In Nepal land degradation has been occurred in all the physiographic regions of the country. Indiscriminate felling of trees and clearing forest areas for agriculture has given rise to the scarcity of the essential needs of rural people such as fuel, wood and small timber. These activities along with populations’ pressure and improper land use patterns have led to serious environmental degradation. In Nepal land degradation includes physical, biological and chemical degradation.
Both the natural conditions and human activities have contributed to the degradation of land. Fragile geological structure, forest fire, avalanches and dry landslides are some of the major cause of land degradation whereas deforestation, overgrazing, farming on the steep slope, construction works and excessive use of chemical fertilizers are some major examples of human induce cause.
Increasing population, fragile economy and sometimes farm policies and fuel to it. In its natural condition land is covered by forest trees and other natural vegetation. Trees leave control the speed of the raindrops and allow them to go down to the land surface slowly, which is the favorable condition for the growth of plants and micro organism in the soil.

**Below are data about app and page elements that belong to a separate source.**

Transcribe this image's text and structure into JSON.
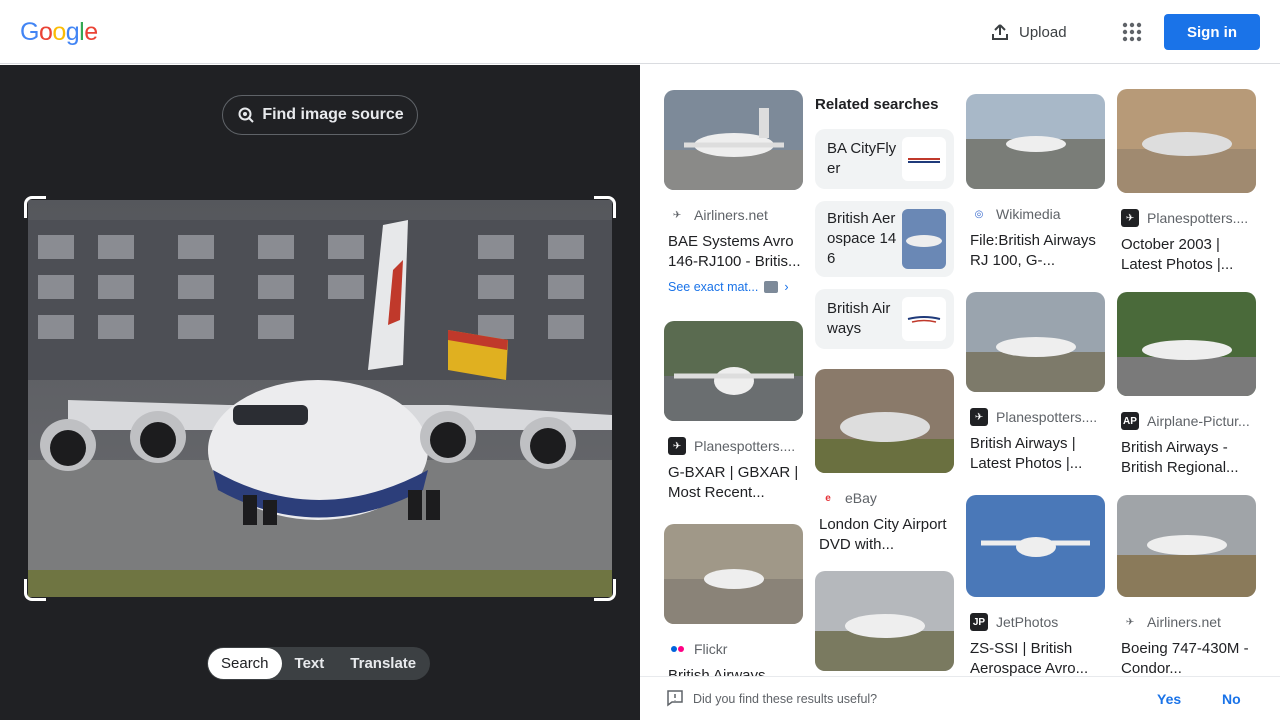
{
  "header": {
    "logo_letters": [
      "G",
      "o",
      "o",
      "g",
      "l",
      "e"
    ],
    "logo_colors": [
      "#4285F4",
      "#EA4335",
      "#FBBC05",
      "#4285F4",
      "#34A853",
      "#EA4335"
    ],
    "upload_label": "Upload",
    "signin_label": "Sign in"
  },
  "left_panel": {
    "find_source_label": "Find image source",
    "modes": [
      "Search",
      "Text",
      "Translate"
    ],
    "active_mode": "Search"
  },
  "results": {
    "related_searches_title": "Related searches",
    "related": [
      {
        "label": "BA CityFlyer"
      },
      {
        "label": "British Aerospace 146"
      },
      {
        "label": "British Airways"
      }
    ],
    "cards": [
      {
        "source": "Airliners.net",
        "title": "BAE Systems Avro 146-RJ100 - Britis...",
        "exact": "See exact mat..."
      },
      {
        "source": "Planespotters....",
        "title": "G-BXAR | GBXAR | Most Recent..."
      },
      {
        "source": "Flickr",
        "title": "British Airways"
      },
      {
        "source": "eBay",
        "title": "London City Airport DVD with..."
      },
      {
        "source": "Wikimedia",
        "title": "File:British Airways RJ 100, G-..."
      },
      {
        "source": "Planespotters....",
        "title": "British Airways | Latest Photos |..."
      },
      {
        "source": "JetPhotos",
        "title": "ZS-SSI | British Aerospace Avro..."
      },
      {
        "source": "Planespotters....",
        "title": "October 2003 | Latest Photos |..."
      },
      {
        "source": "Airplane-Pictur...",
        "title": "British Airways - British Regional..."
      },
      {
        "source": "Airliners.net",
        "title": "Boeing 747-430M - Condor..."
      }
    ]
  },
  "feedback": {
    "question": "Did you find these results useful?",
    "yes": "Yes",
    "no": "No"
  },
  "colors": {
    "accent": "#1a73e8",
    "left_bg": "#202124"
  }
}
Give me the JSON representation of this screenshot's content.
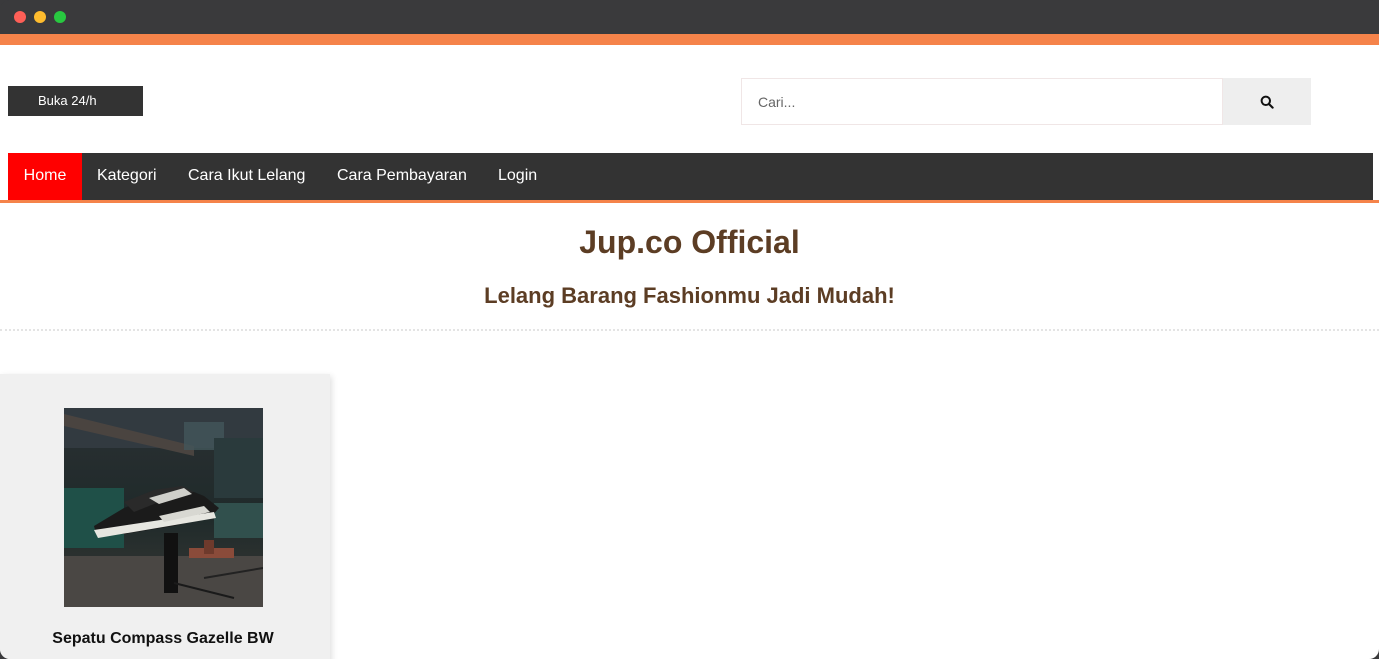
{
  "header": {
    "open_badge": "Buka 24/h"
  },
  "search": {
    "placeholder": "Cari...",
    "icon": "search-icon"
  },
  "nav": {
    "items": [
      {
        "label": "Home",
        "active": true
      },
      {
        "label": "Kategori",
        "active": false
      },
      {
        "label": "Cara Ikut Lelang",
        "active": false
      },
      {
        "label": "Cara Pembayaran",
        "active": false
      },
      {
        "label": "Login",
        "active": false
      }
    ]
  },
  "hero": {
    "title": "Jup.co Official",
    "subtitle": "Lelang Barang Fashionmu Jadi Mudah!"
  },
  "products": [
    {
      "name": "Sepatu Compass Gazelle BW"
    }
  ],
  "colors": {
    "accent_orange": "#f5834a",
    "nav_bg": "#333333",
    "nav_active": "#ff0000",
    "title_brown": "#5c3d24"
  }
}
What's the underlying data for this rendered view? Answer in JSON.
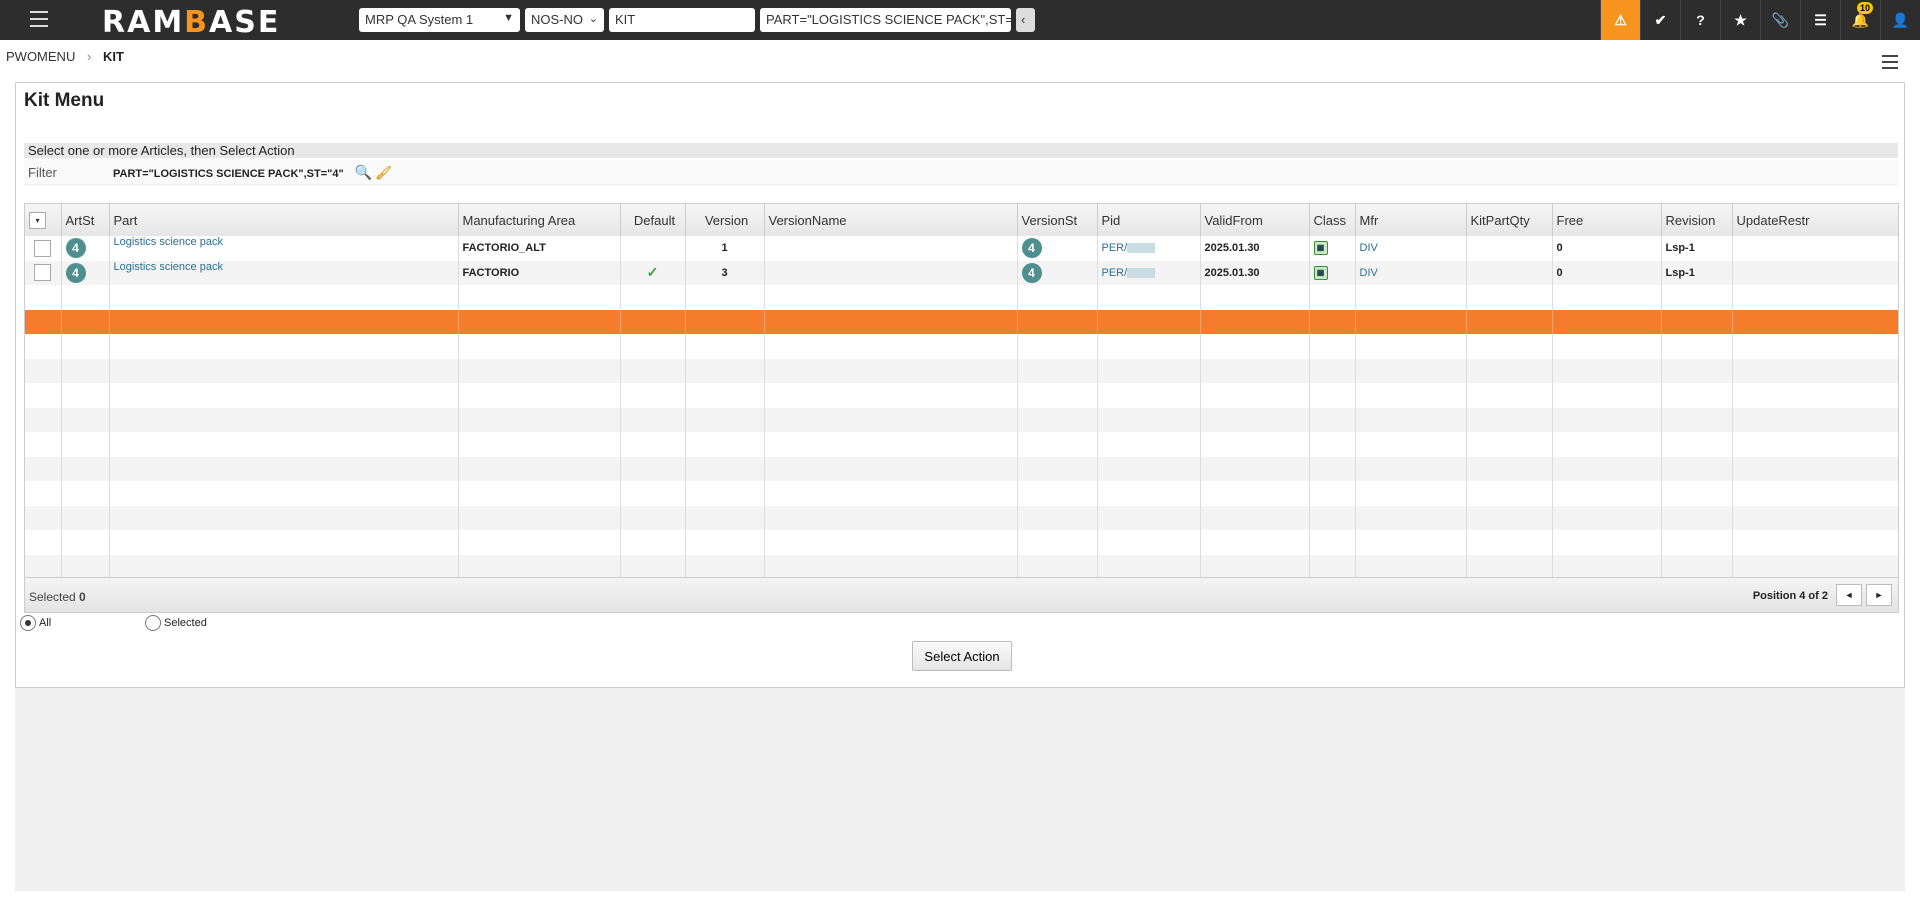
{
  "topbar": {
    "logo": "RAMBASE",
    "system": "MRP QA System 1",
    "locale": "NOS-NO",
    "program": "KIT",
    "filter": "PART=\"LOGISTICS SCIENCE PACK\",ST=\"4\"",
    "collapse": "‹",
    "icons": [
      {
        "name": "warning-icon",
        "glyph": "⚠",
        "active": true
      },
      {
        "name": "verified-icon",
        "glyph": "✔"
      },
      {
        "name": "help-icon",
        "glyph": "?"
      },
      {
        "name": "star-icon",
        "glyph": "★"
      },
      {
        "name": "paperclip-icon",
        "glyph": "📎"
      },
      {
        "name": "list-icon",
        "glyph": "☰"
      },
      {
        "name": "bell-icon",
        "glyph": "🔔",
        "badge": "10"
      },
      {
        "name": "user-icon",
        "glyph": "👤"
      }
    ],
    "accent": "#f7941d"
  },
  "breadcrumb": {
    "parent": "PWOMENU",
    "sep": "›",
    "current": "KIT"
  },
  "page": {
    "title": "Kit Menu",
    "instruction": "Select one or more Articles, then Select Action",
    "filter_label": "Filter",
    "filter_value": "PART=\"LOGISTICS SCIENCE PACK\",ST=\"4\""
  },
  "table": {
    "columns": [
      "",
      "ArtSt",
      "Part",
      "Manufacturing Area",
      "Default",
      "Version",
      "VersionName",
      "VersionSt",
      "Pid",
      "ValidFrom",
      "Class",
      "Mfr",
      "KitPartQty",
      "Free",
      "Revision",
      "UpdateRestr"
    ],
    "rows": [
      {
        "artst": "4",
        "part": "Logistics science pack",
        "area": "FACTORIO_ALT",
        "default": "",
        "version": "1",
        "versionname": "",
        "versionst": "4",
        "pid": "PER/",
        "validfrom": "2025.01.30",
        "class": "Bill",
        "mfr": "DIV",
        "kitpartqty": "",
        "free": "0",
        "revision": "Lsp-1",
        "updaterestr": ""
      },
      {
        "artst": "4",
        "part": "Logistics science pack",
        "area": "FACTORIO",
        "default": "✓",
        "version": "3",
        "versionname": "",
        "versionst": "4",
        "pid": "PER/",
        "validfrom": "2025.01.30",
        "class": "Bill",
        "mfr": "DIV",
        "kitpartqty": "",
        "free": "0",
        "revision": "Lsp-1",
        "updaterestr": ""
      }
    ],
    "highlight_color": "#f57c2a"
  },
  "footer": {
    "selected_label": "Selected",
    "selected_count": "0",
    "position": "Position 4 of 2",
    "prev": "◄",
    "next": "►"
  },
  "scope": {
    "all": "All",
    "selected": "Selected",
    "value": "All"
  },
  "action": {
    "label": "Select Action"
  }
}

When trees are felled and the roots mats are destroyed, the soil is the subject to soil erosion by full force of the rains. Heavy rain removes nutrients by washing away the thin top layer of soil and by leaching nutrients deed into the sub-soil thus making it unavailable to plants roots. Air is as much important to soil quality as mineral nutrients and compacted soil poses serious threat to environment in the form of land degradation.
Forest help to maintain the temperature at a lower level and prevent them from rising. In the absence of forest, the entire heat that is not absorbed by the atmosphere but strike the earth’s surface are reflected by the earth’s surface, leading to a rise in atmosphere temperature. The heavy grazing pressure on grazing lands in the mountain areas has speed up the soil erosion, which led to increased run off and compaction of soil.
Cultivation on steep slope without taking considerations of improved farming such as terracing in steep slope, use of organic manures and so has contributed to the soil erosion which has resulted in high water turbidity, which further leads to the harmful effects to the aquatic flora and fauna including fish species. Development activities such as construction of roads, buildings, dams and so have further added fuel to it.
All these activities have resulted in the poor socio-economic status and imbalance in the natural ecosystems. Decreased land productivity and wash away of agricultural land due to flooding have given rise to the poor socio-economic status of rural people in Nepal. The productivity of riverine ecosystems has decreased.
It is clear that due to the lack of effective implementation of counter measures, the land degradation problem is increasingly becoming a challenge for the economy and natural ecosystems in Nepal.
It is realized that the balance between the land degradation and restoration rates should be maintained so as not to further degrade the land. The effective implementation of land restoration measures with full fledged political and bereaurocratic commitments and sound technology are urgently required.